To relax, Stallings plays at home on Mortimer Avenue off of Reisterstown road, “just about every day,” he said, “to keep my fingers limbered up.”
All of this since he first heard Jimmy Reed (born 1925, died 1976) while growing up in Hobbsville, North Carolina near the Chowan River.
“We were so poor we didn’t even have a radio,” remembered Stallings. “One of the women my mother cleaned for in the 1940s gave her a big radio. When the sun went down on Saturday night you could tune in a show from Ernie’s Record Mart [WLAC-AM] in Nashville and boy, that’s when we heard the blues!”
Soon, Stallings’ teenaged brother and sister were listening to the blues and doing the “hand dance” – a precursor to what North Carolinians call “the shag” – in the living room. Little brother Charles was enthralled.
“You take the lady by hand and hold onto her through the whole song,” said Stallings, who, though divorced, is a grandfather several times over (the source, along with his size, of his nickname) and said it’s not such a lonely life when you have music.
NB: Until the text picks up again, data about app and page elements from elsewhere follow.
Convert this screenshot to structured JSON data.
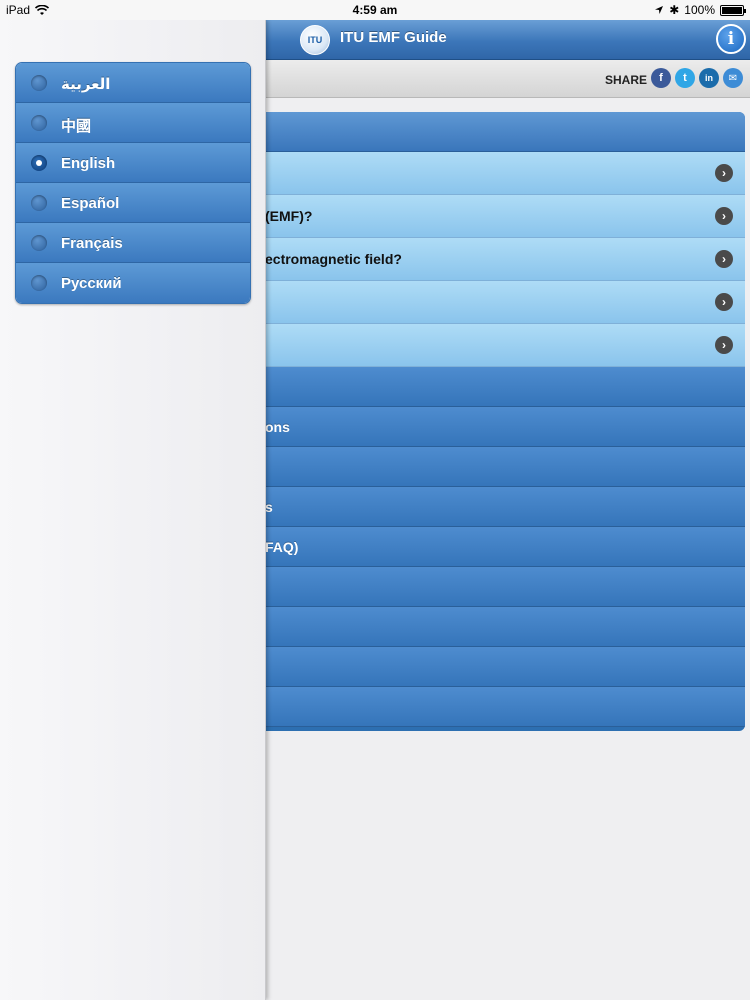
{
  "status_bar": {
    "device": "iPad",
    "time": "4:59 am",
    "battery": "100%"
  },
  "navbar": {
    "title": "ITU EMF Guide",
    "logo_text": "ITU",
    "info_label": "i"
  },
  "share": {
    "label": "SHARE",
    "icons": [
      {
        "name": "facebook-icon",
        "glyph": "f"
      },
      {
        "name": "twitter-icon",
        "glyph": "t"
      },
      {
        "name": "linkedin-icon",
        "glyph": "in"
      },
      {
        "name": "email-icon",
        "glyph": "✉"
      }
    ]
  },
  "menu": {
    "expanded_items": [
      {
        "label": ""
      },
      {
        "label": "(EMF)?"
      },
      {
        "label": "ectromagnetic field?"
      },
      {
        "label": ""
      },
      {
        "label": ""
      }
    ],
    "items": [
      {
        "label": ""
      },
      {
        "label": "ons"
      },
      {
        "label": ""
      },
      {
        "label": "s"
      },
      {
        "label": "FAQ)"
      },
      {
        "label": ""
      },
      {
        "label": ""
      },
      {
        "label": ""
      },
      {
        "label": ""
      }
    ]
  },
  "languages": {
    "selected": "English",
    "items": [
      {
        "label": "العربية",
        "selected": false
      },
      {
        "label": "中國",
        "selected": false
      },
      {
        "label": "English",
        "selected": true
      },
      {
        "label": "Español",
        "selected": false
      },
      {
        "label": "Français",
        "selected": false
      },
      {
        "label": "Русский",
        "selected": false
      }
    ]
  },
  "colors": {
    "nav_blue": "#3c76b9",
    "row_light_blue": "#9fd2f2",
    "drawer_bg": "#f3f3f5"
  }
}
“I loved blues the first time I heard it,” said Stallings, who remembered hearing early Jimmy Reed – known for the songs “Big Boss Man,” “Brights Lights, Big City,” and “Baby, What You Want Me to Do?” – at Friday night fish fry parties.
Praise the Lord, no more Arthur Godfrey!
To hear buckets of blues – much of it by artists profiled by society board chair Bradley Alston – tune in to “The Roadhouse,” blues society president Bob Sekinger’s Saturday evening show on 89.7 WTMD-FM. Like the fabled station out of Music City, USA that Stallings and thousands of others thrilled to as a boy, it comes on the air just about the time the sun is going down.
“The blues are the truth, the blues are the facts,” bassist and composer Willie Dixon (born 1915, died 1992) often said.
The facts of the blues for some time now, whether in Baltimore or around the world, is that fans – including most members of the Baltimore Blues Society – tend to be white. Big Daddy believes it doesn’t necessarily have to be that way.
“Young people, black or white, don’t understand that whatever they’re listening to today came from the blues,” he said. “Old blues, hard times.”
Rafael Alvarez covered the Chicago funeral of Muddy Waters in April 1983. He can be reached via email@example.com